● **What is being asked**: Find and copy the lines in the records beneath this task that contain the word "text".
****
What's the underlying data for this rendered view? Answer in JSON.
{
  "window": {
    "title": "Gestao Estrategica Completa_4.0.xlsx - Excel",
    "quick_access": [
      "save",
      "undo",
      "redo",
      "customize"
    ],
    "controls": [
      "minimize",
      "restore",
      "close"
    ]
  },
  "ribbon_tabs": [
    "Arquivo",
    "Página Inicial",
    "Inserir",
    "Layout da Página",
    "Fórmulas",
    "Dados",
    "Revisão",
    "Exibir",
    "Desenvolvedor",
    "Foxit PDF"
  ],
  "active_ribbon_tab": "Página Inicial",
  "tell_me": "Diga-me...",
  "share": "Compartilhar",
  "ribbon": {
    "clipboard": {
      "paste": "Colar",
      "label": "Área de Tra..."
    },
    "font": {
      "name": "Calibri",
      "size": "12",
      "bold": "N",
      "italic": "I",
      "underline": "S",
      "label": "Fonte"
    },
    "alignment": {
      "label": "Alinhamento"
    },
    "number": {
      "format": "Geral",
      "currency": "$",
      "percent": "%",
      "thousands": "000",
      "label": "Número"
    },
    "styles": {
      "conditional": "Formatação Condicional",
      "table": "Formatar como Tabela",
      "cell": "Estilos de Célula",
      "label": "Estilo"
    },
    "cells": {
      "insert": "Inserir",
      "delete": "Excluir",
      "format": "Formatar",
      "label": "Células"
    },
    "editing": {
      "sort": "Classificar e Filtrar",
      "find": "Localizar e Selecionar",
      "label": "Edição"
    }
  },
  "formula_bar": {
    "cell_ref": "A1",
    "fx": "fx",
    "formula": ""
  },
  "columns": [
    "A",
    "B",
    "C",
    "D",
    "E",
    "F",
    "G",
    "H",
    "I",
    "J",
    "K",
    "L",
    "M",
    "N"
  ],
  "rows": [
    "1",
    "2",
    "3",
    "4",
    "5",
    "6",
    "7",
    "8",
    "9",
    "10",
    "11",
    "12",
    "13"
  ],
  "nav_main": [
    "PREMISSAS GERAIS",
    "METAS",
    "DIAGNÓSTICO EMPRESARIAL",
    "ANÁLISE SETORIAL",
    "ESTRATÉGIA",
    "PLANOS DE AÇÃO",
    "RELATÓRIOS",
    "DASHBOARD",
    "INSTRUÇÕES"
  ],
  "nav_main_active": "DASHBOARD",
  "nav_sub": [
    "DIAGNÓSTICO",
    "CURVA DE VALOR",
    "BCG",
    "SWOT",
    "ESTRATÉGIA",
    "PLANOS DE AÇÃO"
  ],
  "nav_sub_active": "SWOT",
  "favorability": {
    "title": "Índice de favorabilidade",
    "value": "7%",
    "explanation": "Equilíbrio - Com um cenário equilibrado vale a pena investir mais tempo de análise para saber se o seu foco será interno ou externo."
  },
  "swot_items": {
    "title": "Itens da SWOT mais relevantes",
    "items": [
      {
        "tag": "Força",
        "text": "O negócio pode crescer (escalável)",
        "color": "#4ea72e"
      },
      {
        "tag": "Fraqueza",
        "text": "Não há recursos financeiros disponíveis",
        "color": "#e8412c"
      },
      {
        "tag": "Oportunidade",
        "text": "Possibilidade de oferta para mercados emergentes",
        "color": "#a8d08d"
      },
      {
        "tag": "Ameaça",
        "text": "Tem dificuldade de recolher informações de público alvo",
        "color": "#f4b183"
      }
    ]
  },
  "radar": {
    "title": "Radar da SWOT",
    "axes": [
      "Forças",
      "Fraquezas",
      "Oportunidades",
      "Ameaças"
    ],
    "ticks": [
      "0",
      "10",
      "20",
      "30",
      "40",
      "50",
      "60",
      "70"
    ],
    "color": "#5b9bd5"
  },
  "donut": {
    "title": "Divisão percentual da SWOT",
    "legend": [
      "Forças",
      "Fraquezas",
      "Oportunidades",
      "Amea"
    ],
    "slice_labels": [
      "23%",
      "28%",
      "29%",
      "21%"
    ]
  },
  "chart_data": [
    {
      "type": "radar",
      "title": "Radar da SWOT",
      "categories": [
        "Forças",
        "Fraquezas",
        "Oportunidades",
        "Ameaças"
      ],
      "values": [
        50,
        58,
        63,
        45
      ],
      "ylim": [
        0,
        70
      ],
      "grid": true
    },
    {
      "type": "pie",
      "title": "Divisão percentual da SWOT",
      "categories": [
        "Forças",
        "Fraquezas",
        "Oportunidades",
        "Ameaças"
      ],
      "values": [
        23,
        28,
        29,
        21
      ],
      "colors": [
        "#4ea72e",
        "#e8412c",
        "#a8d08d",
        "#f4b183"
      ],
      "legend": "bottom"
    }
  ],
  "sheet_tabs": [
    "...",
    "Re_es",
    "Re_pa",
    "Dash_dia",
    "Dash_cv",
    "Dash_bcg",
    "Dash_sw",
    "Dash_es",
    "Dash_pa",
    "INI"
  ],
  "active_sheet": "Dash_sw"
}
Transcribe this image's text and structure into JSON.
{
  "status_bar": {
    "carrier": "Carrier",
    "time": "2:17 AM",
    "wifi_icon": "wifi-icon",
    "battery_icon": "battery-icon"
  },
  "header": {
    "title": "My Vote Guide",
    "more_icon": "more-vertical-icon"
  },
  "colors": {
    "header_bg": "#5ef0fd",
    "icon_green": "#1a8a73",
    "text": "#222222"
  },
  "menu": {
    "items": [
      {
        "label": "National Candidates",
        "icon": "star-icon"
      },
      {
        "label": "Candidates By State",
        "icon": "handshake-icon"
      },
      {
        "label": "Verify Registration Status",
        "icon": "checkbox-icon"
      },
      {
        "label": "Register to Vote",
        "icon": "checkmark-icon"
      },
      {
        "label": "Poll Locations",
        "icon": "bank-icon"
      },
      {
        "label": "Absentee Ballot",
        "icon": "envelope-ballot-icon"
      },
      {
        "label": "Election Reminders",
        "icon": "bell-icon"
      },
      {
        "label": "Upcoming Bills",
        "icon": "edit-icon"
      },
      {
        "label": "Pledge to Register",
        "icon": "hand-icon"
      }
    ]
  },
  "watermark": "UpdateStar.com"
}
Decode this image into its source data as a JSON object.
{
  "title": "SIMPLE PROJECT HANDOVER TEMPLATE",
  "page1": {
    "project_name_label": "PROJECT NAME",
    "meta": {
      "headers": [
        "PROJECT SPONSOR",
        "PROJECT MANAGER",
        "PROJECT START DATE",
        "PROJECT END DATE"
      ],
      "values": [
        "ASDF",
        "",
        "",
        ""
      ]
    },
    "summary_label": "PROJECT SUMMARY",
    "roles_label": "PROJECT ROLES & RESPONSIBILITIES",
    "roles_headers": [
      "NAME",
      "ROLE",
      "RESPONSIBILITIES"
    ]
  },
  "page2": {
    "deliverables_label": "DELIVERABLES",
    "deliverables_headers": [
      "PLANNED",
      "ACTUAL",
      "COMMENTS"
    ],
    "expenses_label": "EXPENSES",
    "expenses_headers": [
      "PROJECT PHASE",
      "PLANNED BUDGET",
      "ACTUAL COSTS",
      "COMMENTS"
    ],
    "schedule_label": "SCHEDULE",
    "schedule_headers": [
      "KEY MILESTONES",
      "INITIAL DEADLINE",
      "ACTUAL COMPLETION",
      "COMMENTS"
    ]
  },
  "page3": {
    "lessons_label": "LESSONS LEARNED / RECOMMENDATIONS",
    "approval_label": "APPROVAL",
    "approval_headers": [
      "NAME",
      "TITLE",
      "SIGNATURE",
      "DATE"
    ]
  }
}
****
● **Written solution**:
        "text": "O negócio pode crescer (escalável)",
        "text": "Não há recursos financeiros disponíveis",
        "text": "Possibilidade de oferta para mercados emergentes",
        "text": "Tem dificuldade de recolher informações de público alvo",
Transcribe this image's text and structure into JSON.
    "text": "#222222"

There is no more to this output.